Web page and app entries
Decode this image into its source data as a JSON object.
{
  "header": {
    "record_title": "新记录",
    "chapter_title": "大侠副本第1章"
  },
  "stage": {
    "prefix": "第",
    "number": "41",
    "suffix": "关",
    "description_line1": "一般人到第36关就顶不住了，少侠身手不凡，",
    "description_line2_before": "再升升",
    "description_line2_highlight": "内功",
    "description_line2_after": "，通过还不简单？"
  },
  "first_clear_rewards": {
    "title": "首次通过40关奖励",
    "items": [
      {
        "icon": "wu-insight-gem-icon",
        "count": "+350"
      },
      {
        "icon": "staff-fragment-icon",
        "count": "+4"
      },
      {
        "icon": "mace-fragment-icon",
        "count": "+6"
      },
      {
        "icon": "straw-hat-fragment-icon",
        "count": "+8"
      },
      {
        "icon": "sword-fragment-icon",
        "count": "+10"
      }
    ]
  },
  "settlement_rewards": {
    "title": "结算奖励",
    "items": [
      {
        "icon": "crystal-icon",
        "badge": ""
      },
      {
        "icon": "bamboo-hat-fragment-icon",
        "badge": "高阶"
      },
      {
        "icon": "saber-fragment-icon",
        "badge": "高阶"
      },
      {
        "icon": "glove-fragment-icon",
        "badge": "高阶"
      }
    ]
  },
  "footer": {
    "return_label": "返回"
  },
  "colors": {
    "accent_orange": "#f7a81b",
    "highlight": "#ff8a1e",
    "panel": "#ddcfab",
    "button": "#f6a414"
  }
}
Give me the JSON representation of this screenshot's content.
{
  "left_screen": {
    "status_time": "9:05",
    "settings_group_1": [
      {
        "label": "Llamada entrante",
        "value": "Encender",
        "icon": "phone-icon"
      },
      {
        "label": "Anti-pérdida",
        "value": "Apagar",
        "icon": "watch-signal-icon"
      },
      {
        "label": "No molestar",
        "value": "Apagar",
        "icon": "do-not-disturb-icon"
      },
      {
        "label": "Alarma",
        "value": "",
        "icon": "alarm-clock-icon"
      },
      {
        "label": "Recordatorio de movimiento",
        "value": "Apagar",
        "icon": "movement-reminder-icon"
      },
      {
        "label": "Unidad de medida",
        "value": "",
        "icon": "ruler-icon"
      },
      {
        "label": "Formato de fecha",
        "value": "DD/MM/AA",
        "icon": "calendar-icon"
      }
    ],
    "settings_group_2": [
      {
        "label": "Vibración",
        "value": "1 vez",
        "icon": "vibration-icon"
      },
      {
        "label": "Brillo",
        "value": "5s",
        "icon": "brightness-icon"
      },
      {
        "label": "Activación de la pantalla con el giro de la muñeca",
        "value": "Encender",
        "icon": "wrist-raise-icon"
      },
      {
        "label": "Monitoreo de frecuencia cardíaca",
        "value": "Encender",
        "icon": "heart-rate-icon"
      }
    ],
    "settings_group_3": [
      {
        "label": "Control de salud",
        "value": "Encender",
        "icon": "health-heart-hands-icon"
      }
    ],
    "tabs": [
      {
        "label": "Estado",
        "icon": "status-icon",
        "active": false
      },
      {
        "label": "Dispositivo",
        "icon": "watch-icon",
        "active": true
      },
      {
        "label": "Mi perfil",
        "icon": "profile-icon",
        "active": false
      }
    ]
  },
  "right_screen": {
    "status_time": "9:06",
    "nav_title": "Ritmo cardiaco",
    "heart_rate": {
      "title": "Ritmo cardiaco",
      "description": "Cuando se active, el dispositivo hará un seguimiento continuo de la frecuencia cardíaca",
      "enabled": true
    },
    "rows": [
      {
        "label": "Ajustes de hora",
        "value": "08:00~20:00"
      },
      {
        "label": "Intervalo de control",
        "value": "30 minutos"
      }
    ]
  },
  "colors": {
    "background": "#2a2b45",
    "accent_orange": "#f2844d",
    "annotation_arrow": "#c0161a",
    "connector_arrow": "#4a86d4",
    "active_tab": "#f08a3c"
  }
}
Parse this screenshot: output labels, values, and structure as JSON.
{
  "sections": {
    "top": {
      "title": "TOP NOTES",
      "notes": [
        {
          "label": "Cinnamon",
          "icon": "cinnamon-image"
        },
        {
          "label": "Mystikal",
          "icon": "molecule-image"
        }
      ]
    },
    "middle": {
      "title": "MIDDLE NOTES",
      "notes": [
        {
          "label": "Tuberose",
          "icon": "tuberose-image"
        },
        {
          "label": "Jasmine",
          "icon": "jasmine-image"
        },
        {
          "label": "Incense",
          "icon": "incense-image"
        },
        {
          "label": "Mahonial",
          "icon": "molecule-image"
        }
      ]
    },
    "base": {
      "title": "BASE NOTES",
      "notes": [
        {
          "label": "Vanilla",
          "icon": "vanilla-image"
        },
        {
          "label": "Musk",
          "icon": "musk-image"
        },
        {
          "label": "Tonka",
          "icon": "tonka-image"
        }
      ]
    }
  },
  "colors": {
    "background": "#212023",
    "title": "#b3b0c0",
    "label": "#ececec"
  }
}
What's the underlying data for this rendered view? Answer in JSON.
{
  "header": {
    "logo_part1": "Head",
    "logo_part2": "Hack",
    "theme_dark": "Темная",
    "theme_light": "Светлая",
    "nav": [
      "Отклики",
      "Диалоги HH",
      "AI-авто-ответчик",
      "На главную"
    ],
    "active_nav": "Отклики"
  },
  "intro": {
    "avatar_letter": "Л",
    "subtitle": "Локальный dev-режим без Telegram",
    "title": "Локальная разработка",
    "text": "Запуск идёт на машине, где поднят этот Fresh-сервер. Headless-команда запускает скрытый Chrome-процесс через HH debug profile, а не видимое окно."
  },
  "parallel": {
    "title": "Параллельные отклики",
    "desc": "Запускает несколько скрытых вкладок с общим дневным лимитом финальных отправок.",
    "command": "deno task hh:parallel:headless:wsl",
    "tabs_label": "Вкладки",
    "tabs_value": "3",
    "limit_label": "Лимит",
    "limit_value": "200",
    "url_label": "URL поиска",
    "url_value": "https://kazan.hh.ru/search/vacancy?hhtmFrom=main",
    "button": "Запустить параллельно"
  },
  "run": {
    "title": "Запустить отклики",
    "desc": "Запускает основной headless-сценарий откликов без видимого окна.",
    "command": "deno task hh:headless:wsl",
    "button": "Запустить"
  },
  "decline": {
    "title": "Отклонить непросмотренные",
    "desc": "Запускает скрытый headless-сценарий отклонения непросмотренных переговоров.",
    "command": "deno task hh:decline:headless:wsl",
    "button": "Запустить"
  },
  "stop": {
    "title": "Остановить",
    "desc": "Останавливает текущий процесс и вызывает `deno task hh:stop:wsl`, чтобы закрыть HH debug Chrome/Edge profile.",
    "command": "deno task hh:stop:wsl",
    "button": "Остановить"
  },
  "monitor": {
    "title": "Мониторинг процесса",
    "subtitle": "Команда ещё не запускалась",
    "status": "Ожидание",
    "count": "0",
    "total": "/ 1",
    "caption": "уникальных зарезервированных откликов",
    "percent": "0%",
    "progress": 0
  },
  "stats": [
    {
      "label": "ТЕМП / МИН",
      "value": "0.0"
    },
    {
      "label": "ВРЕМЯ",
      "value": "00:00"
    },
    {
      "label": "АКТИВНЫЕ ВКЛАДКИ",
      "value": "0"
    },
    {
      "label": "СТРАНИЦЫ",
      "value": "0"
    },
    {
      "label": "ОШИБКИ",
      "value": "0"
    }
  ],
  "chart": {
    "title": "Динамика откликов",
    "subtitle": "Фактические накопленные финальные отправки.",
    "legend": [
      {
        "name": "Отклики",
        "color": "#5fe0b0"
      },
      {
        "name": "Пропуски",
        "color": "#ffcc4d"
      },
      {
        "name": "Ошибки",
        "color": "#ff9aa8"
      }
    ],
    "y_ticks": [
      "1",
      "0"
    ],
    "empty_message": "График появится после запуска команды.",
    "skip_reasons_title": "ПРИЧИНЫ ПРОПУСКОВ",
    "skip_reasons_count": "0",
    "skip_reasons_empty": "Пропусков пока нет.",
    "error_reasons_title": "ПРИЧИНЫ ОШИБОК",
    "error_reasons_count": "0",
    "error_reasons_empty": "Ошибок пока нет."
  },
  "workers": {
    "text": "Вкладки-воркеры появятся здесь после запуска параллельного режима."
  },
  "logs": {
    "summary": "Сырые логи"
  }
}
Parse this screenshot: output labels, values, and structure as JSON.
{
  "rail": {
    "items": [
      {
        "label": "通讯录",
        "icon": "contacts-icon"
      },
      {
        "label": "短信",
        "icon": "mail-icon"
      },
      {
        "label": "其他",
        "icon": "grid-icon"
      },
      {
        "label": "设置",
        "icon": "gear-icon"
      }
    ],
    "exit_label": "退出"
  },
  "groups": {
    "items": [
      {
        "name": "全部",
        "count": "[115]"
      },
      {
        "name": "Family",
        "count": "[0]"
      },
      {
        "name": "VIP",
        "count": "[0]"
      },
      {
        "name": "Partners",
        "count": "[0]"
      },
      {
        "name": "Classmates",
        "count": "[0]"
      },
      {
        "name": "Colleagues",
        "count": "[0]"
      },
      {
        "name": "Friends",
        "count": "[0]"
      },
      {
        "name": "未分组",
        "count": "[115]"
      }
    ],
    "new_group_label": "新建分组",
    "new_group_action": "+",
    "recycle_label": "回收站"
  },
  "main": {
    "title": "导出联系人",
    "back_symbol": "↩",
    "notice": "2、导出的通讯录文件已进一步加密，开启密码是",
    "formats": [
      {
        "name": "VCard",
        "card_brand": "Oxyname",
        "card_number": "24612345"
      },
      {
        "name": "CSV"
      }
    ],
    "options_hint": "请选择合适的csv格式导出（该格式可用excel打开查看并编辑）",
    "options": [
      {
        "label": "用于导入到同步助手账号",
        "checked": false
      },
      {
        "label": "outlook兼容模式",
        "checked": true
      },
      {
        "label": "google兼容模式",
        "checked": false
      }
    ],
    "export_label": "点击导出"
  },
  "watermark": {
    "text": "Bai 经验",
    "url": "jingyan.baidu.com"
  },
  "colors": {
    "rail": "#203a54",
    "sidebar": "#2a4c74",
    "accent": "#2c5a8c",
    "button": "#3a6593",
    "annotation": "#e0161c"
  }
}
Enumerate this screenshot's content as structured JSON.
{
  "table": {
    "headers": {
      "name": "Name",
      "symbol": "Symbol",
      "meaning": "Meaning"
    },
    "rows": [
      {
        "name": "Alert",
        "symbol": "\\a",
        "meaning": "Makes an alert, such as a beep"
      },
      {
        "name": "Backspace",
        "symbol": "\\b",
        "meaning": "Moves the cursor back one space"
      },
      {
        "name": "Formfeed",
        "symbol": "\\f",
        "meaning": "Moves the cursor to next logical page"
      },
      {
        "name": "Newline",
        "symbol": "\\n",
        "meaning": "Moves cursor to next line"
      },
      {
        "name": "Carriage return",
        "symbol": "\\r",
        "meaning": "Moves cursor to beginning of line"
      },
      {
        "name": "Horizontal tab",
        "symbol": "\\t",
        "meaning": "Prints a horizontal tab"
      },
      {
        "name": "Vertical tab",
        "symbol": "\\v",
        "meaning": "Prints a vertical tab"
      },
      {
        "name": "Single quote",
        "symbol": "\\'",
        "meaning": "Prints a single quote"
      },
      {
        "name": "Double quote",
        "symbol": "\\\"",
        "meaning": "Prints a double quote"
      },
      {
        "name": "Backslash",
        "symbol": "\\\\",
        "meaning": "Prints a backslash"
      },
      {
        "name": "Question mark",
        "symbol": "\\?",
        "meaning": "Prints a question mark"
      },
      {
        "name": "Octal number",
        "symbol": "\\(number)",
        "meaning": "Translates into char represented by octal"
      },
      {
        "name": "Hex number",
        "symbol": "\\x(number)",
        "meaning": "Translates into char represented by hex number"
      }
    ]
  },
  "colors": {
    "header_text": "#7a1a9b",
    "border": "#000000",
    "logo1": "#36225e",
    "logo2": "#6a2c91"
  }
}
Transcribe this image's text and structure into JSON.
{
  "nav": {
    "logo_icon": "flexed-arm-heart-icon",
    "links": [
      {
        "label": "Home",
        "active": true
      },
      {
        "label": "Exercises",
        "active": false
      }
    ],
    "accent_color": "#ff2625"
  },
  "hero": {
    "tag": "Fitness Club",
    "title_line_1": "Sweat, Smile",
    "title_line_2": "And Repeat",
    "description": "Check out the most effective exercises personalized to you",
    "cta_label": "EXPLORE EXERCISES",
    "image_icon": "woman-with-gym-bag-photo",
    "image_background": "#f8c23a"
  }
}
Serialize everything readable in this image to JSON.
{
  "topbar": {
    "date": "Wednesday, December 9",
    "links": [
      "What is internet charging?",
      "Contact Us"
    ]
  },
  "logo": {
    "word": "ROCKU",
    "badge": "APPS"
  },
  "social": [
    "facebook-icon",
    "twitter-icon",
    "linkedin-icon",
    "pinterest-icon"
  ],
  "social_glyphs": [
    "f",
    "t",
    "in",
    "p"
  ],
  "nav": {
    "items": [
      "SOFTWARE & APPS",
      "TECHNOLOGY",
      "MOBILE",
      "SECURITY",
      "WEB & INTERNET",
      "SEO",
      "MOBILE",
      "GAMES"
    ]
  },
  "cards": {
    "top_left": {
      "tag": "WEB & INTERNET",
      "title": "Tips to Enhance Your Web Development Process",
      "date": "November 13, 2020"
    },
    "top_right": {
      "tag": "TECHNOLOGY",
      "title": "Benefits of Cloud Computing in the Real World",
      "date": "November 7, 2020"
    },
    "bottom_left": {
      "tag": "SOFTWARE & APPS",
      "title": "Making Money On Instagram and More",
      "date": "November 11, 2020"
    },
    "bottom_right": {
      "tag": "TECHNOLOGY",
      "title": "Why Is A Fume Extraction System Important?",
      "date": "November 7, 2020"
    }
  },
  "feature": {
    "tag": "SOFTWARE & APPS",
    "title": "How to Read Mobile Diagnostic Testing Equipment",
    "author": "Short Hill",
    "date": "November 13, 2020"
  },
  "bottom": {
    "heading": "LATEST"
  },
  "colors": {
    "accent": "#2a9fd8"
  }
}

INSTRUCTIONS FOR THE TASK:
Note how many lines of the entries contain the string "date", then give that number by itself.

RESULT OF THE EXERCISE:
6